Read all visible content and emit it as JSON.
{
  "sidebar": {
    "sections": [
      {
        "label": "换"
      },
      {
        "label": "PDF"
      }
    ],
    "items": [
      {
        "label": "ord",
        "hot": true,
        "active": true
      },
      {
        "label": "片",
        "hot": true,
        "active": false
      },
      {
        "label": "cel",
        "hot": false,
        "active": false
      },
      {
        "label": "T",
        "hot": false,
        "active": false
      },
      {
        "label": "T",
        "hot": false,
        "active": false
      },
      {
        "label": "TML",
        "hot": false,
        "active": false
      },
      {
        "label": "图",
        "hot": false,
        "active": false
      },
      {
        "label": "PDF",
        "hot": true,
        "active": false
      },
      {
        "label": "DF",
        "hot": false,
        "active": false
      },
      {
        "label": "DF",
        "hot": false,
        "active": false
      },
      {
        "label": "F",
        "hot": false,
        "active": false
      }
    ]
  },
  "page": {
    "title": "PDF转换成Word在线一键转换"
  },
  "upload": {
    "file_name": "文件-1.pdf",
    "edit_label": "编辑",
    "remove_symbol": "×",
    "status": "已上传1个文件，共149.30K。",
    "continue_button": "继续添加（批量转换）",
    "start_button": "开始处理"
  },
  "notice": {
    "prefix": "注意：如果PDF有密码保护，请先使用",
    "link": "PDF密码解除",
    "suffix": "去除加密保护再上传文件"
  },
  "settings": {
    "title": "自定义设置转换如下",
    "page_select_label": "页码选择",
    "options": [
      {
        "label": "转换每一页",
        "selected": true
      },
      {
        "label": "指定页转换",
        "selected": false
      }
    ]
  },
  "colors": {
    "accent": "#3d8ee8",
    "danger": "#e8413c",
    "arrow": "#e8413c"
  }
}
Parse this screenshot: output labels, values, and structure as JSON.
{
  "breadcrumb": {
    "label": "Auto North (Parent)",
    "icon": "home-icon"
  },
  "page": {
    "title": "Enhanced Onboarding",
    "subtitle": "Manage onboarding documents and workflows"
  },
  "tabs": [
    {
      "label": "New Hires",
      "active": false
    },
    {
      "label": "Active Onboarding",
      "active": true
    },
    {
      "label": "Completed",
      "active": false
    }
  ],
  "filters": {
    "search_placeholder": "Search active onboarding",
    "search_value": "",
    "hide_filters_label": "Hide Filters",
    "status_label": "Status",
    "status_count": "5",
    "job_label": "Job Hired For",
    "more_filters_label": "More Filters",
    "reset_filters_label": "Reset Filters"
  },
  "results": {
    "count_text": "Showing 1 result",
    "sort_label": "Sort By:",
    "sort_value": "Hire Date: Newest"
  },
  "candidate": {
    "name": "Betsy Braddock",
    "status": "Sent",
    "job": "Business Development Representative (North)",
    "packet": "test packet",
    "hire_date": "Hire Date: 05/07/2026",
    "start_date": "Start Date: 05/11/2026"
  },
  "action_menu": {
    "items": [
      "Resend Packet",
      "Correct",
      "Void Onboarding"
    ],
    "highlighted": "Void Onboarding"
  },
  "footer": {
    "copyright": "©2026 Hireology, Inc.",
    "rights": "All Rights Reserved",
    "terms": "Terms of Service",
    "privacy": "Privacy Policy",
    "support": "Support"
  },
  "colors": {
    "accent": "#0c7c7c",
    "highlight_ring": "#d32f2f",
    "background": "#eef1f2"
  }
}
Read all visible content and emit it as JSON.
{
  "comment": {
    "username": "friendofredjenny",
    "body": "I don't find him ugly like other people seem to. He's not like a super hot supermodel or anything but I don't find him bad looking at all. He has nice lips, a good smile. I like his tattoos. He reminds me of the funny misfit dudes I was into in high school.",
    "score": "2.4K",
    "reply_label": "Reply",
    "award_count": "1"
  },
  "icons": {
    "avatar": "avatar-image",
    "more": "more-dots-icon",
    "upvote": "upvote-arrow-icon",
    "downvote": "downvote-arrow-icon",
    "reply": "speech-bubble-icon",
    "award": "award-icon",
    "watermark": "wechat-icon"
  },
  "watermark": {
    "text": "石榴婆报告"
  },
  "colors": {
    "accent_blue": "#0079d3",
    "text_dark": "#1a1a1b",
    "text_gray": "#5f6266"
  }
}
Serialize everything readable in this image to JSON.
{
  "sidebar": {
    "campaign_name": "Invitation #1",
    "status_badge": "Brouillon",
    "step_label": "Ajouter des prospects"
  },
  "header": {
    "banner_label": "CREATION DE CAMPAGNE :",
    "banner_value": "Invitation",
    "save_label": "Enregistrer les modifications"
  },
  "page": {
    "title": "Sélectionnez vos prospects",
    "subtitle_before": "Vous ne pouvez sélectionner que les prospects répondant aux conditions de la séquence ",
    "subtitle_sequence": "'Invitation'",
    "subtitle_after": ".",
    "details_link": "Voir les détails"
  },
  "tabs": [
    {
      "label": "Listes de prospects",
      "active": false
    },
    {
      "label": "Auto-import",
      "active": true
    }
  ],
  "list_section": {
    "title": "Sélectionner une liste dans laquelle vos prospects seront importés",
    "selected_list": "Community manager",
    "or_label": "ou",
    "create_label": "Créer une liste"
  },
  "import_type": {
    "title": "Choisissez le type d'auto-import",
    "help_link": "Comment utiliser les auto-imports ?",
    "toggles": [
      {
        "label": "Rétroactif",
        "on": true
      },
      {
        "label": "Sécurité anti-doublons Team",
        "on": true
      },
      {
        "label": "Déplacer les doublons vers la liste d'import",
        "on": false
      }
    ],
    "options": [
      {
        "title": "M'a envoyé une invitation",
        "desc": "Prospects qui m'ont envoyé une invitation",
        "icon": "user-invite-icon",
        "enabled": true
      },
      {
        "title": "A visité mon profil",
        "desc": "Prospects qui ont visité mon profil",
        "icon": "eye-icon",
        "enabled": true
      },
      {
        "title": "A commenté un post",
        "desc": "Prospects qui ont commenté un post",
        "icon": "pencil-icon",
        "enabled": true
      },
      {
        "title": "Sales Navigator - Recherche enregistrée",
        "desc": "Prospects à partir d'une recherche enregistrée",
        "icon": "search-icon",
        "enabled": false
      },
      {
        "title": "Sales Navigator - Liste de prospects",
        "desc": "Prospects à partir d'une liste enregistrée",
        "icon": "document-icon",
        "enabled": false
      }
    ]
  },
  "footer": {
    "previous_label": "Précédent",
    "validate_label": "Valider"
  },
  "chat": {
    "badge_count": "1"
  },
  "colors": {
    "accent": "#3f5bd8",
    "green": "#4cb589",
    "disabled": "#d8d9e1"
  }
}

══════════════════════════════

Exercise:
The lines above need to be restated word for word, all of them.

Result of the task:
Read all visible content and emit it as JSON.
{
  "sidebar": {
    "sections": [
      {
        "label": "换"
      },
      {
        "label": "PDF"
      }
    ],
    "items": [
      {
        "label": "ord",
        "hot": true,
        "active": true
      },
      {
        "label": "片",
        "hot": true,
        "active": false
      },
      {
        "label": "cel",
        "hot": false,
        "active": false
      },
      {
        "label": "T",
        "hot": false,
        "active": false
      },
      {
        "label": "T",
        "hot": false,
        "active": false
      },
      {
        "label": "TML",
        "hot": false,
        "active": false
      },
      {
        "label": "图",
        "hot": false,
        "active": false
      },
      {
        "label": "PDF",
        "hot": true,
        "active": false
      },
      {
        "label": "DF",
        "hot": false,
        "active": false
      },
      {
        "label": "DF",
        "hot": false,
        "active": false
      },
      {
        "label": "F",
        "hot": false,
        "active": false
      }
    ]
  },
  "page": {
    "title": "PDF转换成Word在线一键转换"
  },
  "upload": {
    "file_name": "文件-1.pdf",
    "edit_label": "编辑",
    "remove_symbol": "×",
    "status": "已上传1个文件，共149.30K。",
    "continue_button": "继续添加（批量转换）",
    "start_button": "开始处理"
  },
  "notice": {
    "prefix": "注意：如果PDF有密码保护，请先使用",
    "link": "PDF密码解除",
    "suffix": "去除加密保护再上传文件"
  },
  "settings": {
    "title": "自定义设置转换如下",
    "page_select_label": "页码选择",
    "options": [
      {
        "label": "转换每一页",
        "selected": true
      },
      {
        "label": "指定页转换",
        "selected": false
      }
    ]
  },
  "colors": {
    "accent": "#3d8ee8",
    "danger": "#e8413c",
    "arrow": "#e8413c"
  }
}
Parse this screenshot: output labels, values, and structure as JSON.
{
  "breadcrumb": {
    "label": "Auto North (Parent)",
    "icon": "home-icon"
  },
  "page": {
    "title": "Enhanced Onboarding",
    "subtitle": "Manage onboarding documents and workflows"
  },
  "tabs": [
    {
      "label": "New Hires",
      "active": false
    },
    {
      "label": "Active Onboarding",
      "active": true
    },
    {
      "label": "Completed",
      "active": false
    }
  ],
  "filters": {
    "search_placeholder": "Search active onboarding",
    "search_value": "",
    "hide_filters_label": "Hide Filters",
    "status_label": "Status",
    "status_count": "5",
    "job_label": "Job Hired For",
    "more_filters_label": "More Filters",
    "reset_filters_label": "Reset Filters"
  },
  "results": {
    "count_text": "Showing 1 result",
    "sort_label": "Sort By:",
    "sort_value": "Hire Date: Newest"
  },
  "candidate": {
    "name": "Betsy Braddock",
    "status": "Sent",
    "job": "Business Development Representative (North)",
    "packet": "test packet",
    "hire_date": "Hire Date: 05/07/2026",
    "start_date": "Start Date: 05/11/2026"
  },
  "action_menu": {
    "items": [
      "Resend Packet",
      "Correct",
      "Void Onboarding"
    ],
    "highlighted": "Void Onboarding"
  },
  "footer": {
    "copyright": "©2026 Hireology, Inc.",
    "rights": "All Rights Reserved",
    "terms": "Terms of Service",
    "privacy": "Privacy Policy",
    "support": "Support"
  },
  "colors": {
    "accent": "#0c7c7c",
    "highlight_ring": "#d32f2f",
    "background": "#eef1f2"
  }
}
Read all visible content and emit it as JSON.
{
  "comment": {
    "username": "friendofredjenny",
    "body": "I don't find him ugly like other people seem to. He's not like a super hot supermodel or anything but I don't find him bad looking at all. He has nice lips, a good smile. I like his tattoos. He reminds me of the funny misfit dudes I was into in high school.",
    "score": "2.4K",
    "reply_label": "Reply",
    "award_count": "1"
  },
  "icons": {
    "avatar": "avatar-image",
    "more": "more-dots-icon",
    "upvote": "upvote-arrow-icon",
    "downvote": "downvote-arrow-icon",
    "reply": "speech-bubble-icon",
    "award": "award-icon",
    "watermark": "wechat-icon"
  },
  "watermark": {
    "text": "石榴婆报告"
  },
  "colors": {
    "accent_blue": "#0079d3",
    "text_dark": "#1a1a1b",
    "text_gray": "#5f6266"
  }
}
Serialize everything readable in this image to JSON.
{
  "sidebar": {
    "campaign_name": "Invitation #1",
    "status_badge": "Brouillon",
    "step_label": "Ajouter des prospects"
  },
  "header": {
    "banner_label": "CREATION DE CAMPAGNE :",
    "banner_value": "Invitation",
    "save_label": "Enregistrer les modifications"
  },
  "page": {
    "title": "Sélectionnez vos prospects",
    "subtitle_before": "Vous ne pouvez sélectionner que les prospects répondant aux conditions de la séquence ",
    "subtitle_sequence": "'Invitation'",
    "subtitle_after": ".",
    "details_link": "Voir les détails"
  },
  "tabs": [
    {
      "label": "Listes de prospects",
      "active": false
    },
    {
      "label": "Auto-import",
      "active": true
    }
  ],
  "list_section": {
    "title": "Sélectionner une liste dans laquelle vos prospects seront importés",
    "selected_list": "Community manager",
    "or_label": "ou",
    "create_label": "Créer une liste"
  },
  "import_type": {
    "title": "Choisissez le type d'auto-import",
    "help_link": "Comment utiliser les auto-imports ?",
    "toggles": [
      {
        "label": "Rétroactif",
        "on": true
      },
      {
        "label": "Sécurité anti-doublons Team",
        "on": true
      },
      {
        "label": "Déplacer les doublons vers la liste d'import",
        "on": false
      }
    ],
    "options": [
      {
        "title": "M'a envoyé une invitation",
        "desc": "Prospects qui m'ont envoyé une invitation",
        "icon": "user-invite-icon",
        "enabled": true
      },
      {
        "title": "A visité mon profil",
        "desc": "Prospects qui ont visité mon profil",
        "icon": "eye-icon",
        "enabled": true
      },
      {
        "title": "A commenté un post",
        "desc": "Prospects qui ont commenté un post",
        "icon": "pencil-icon",
        "enabled": true
      },
      {
        "title": "Sales Navigator - Recherche enregistrée",
        "desc": "Prospects à partir d'une recherche enregistrée",
        "icon": "search-icon",
        "enabled": false
      },
      {
        "title": "Sales Navigator - Liste de prospects",
        "desc": "Prospects à partir d'une liste enregistrée",
        "icon": "document-icon",
        "enabled": false
      }
    ]
  },
  "footer": {
    "previous_label": "Précédent",
    "validate_label": "Valider"
  },
  "chat": {
    "badge_count": "1"
  },
  "colors": {
    "accent": "#3f5bd8",
    "green": "#4cb589",
    "disabled": "#d8d9e1"
  }
}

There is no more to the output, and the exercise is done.